Chlorinated polyvinylchloride (CPVC) is widely used for many piping systems including potable water, hydronic heating/cooling, corrosive liquid drains, and fire suppression systems. CPVC is popular because of its ease of installation and corrosion resistance. However, as with all plumbing products, occasionally pipes or fittings may fail. Our goal as forensic scientists is to determine the root cause of failure of the CPVC piping and to provide the client with data that will help them select the most appropriate remediation option for their building. This paper presents four unique case studies, the forensic tools we used to evaluate the CPVC piping systems, and the logic behind the remediation option selected by the client.
A finite element model was developed to simulate dynamic stress distributions in thermoplastic polyolefin (TPO) roofing systems subjected to severe impact events, e.g., hail and hard object strikes. In order to build an integrated TPO layered composite roofing system model, separate sub-models are developed that include: the TPO membrane, polyester reinforcement scrim, low modulus closed-cell foam and fiber-glass stiffened facer sheets. A hyperelastic Mooney-Rivlin model of the TPO membrane is utilized to simulate the membrane’s large-deformation mechanical response during simple impact tests. Straightforward force-contact measurements on the TPO membrane material and low modulus foam backing, using spherical indenters, are shown to provide sufficient material properties for the impact model of interest. It is demonstrated that the local failure modes for the layered composite roofing system can be adequately characterized by using relatively simple failure criterion for each of the individual component layers in this type of roofing system. Both high-speed indentation and ice ball impact experimental tests have been performed to evaluate and verify the predicted performance of a single ply TPO roofing system. Excellent correlation is obtained between model predictions and experimental dynamic indentation tests.
Any article that is cited in another manuscript or other work is required to use the correct reference style.
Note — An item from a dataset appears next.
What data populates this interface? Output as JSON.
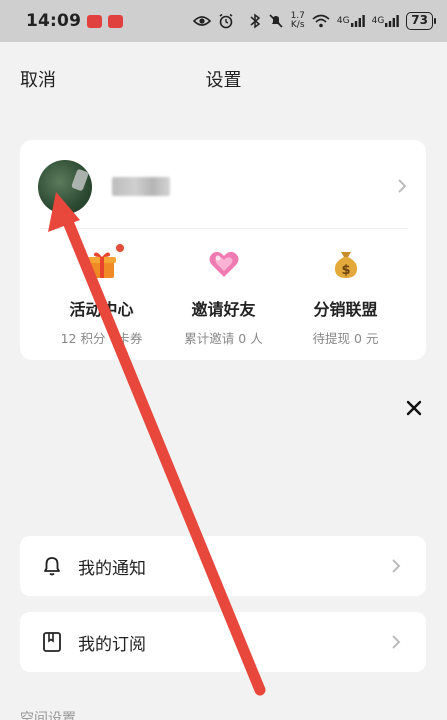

Below is an example of the reference style for SPE articles:
Brown, H. L. and Jones, D. H. 2016, May.
"Insert title of paper here in quotes,"
ANTEC 2016 - Indianapolis, Indiana, USA May 23-25, 2016. [On-line].
Society of Plastics Engineers
Note: if there are more than three authors you may use the first author's name and et al. EG Brown, H. L. et al.
If you need help with citations, visit www.citationmachine.net